I plan to do this as my next side-by-side for an Alt. I actually have a pretty strong opinion for removing the Kräusen and wonder if I'm right with that.
Clean non-lingering bitteness is a hallmark of German beers.
I once read an ad in an issue of Brauwelt International where foam control was advertised as limiting the loss of bitterness. Obviously this was targeted at non German brewers since foam control is not allowed in German brewing.
May be...but I have found through blind tastings a clear distinction between Authentic German beer and American examples of German style beers in the hop character and hop flavor profile...particularly in the fest beer examples.
There seems to be a refined bitterness and a spicy flavor attributed to the German style fest beers as opposed to a more pronounced bitterness but yet cleaner hop flavor profile attributed with American examples of German Fest beer.
I really believe the clean but yet spicy hoppiness in German beers is primarily attributed to the regionally grown German hops that are used ...Hallertau Hersbrucker, Spalt, Tettnager and Saaz as opposed to the American grown examples of German seed hops.
The following link outlines the real differences in the regionally grown hops and how they affect the bitterness and flavor of beer.
The alpha-acids content of the German variety Perle, for example, is 3-4% higher in Oregon than in Bavaria where the hop was developed.

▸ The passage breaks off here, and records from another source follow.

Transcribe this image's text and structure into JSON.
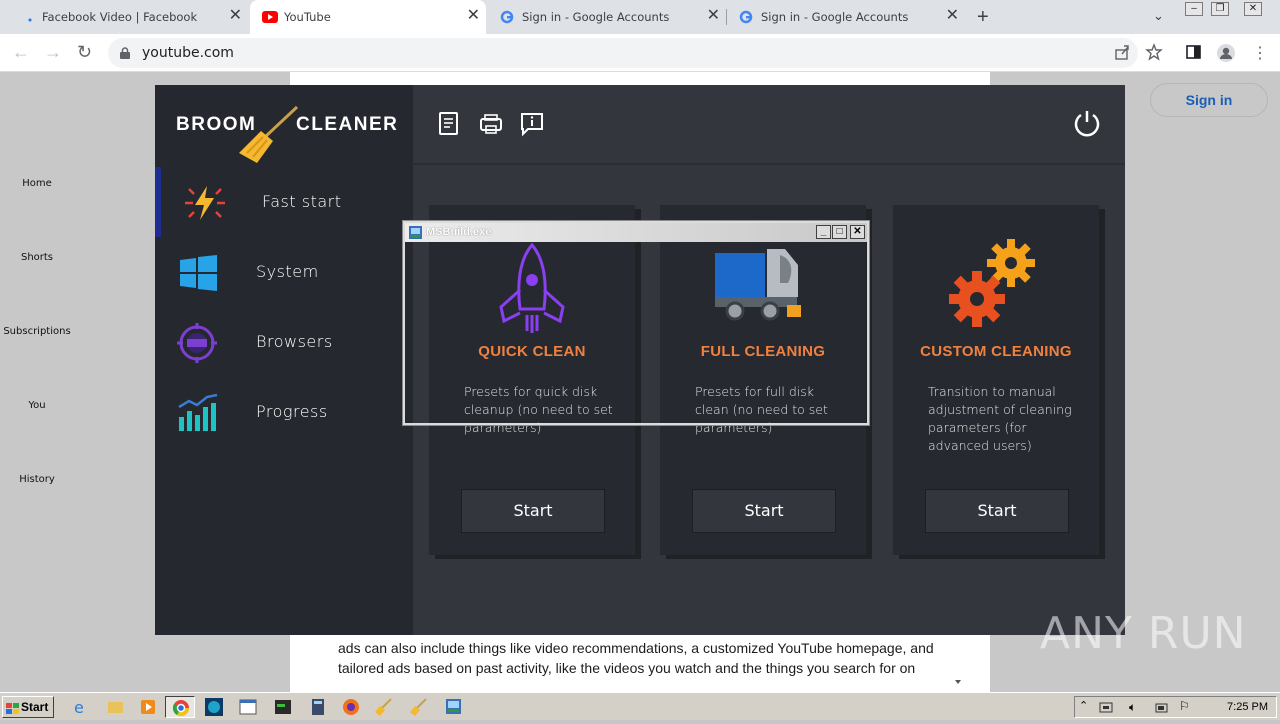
{
  "browser": {
    "tabs": [
      {
        "label": "Facebook Video | Facebook",
        "active": false
      },
      {
        "label": "YouTube",
        "active": true
      },
      {
        "label": "Sign in - Google Accounts",
        "active": false
      },
      {
        "label": "Sign in - Google Accounts",
        "active": false
      }
    ],
    "new_tab": "+",
    "url": "youtube.com"
  },
  "youtube": {
    "sidebar": [
      "Home",
      "Shorts",
      "Subscriptions",
      "You",
      "History"
    ],
    "sign_in": "Sign in",
    "consent_text": "ads can also include things like video recommendations, a customized YouTube homepage, and tailored ads based on past activity, like the videos you watch and the things you search for on"
  },
  "app": {
    "logo_left": "BROOM",
    "logo_right": "CLEANER",
    "menu": [
      {
        "label": "Fast start",
        "icon": "lightning-icon",
        "active": true
      },
      {
        "label": "System",
        "icon": "windows-icon",
        "active": false
      },
      {
        "label": "Browsers",
        "icon": "browser-target-icon",
        "active": false
      },
      {
        "label": "Progress",
        "icon": "progress-chart-icon",
        "active": false
      }
    ],
    "top_icons": [
      "report-icon",
      "printer-icon",
      "info-icon",
      "power-icon"
    ],
    "cards": [
      {
        "title": "QUICK CLEAN",
        "desc": "Presets for quick disk cleanup (no need to set parameters)",
        "button": "Start",
        "icon": "rocket-icon"
      },
      {
        "title": "FULL CLEANING",
        "desc": "Presets for full disk clean (no need to set parameters)",
        "button": "Start",
        "icon": "truck-icon"
      },
      {
        "title": "CUSTOM CLEANING",
        "desc": "Transition to manual adjustment of cleaning parameters (for advanced users)",
        "button": "Start",
        "icon": "gears-icon"
      }
    ],
    "accent": "#f0813f"
  },
  "dialog": {
    "title": "MSBuild.exe"
  },
  "watermark": "ANY RUN",
  "taskbar": {
    "start": "Start",
    "time": "7:25 PM"
  }
}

The U.S.-bred Nugget regularly has alpha-acids levels of 11-15% by weight in Oregon and Washington but only 10-12% in Germany, despite good cone production in both locations. Cascade, selected in Oregon, generally contains more alpha than beta acids when grown in Oregon but slightly more beta than alpha acids when grown in the Yakima Valley of Washington. Although the total level of alpha acids may fluctuate somewhat between seasons and locations, the alpha-acids composition of most varieties, as indicated by the relative proportion of major alpha-acids components such as humulone and cohumulone, changes relatively little, regardless of area of production or season .http://brewingtechniques.com/library/backissues/issue1.1/haunold.html
Kai...I am interested to learn the findings of your Krausening experiment.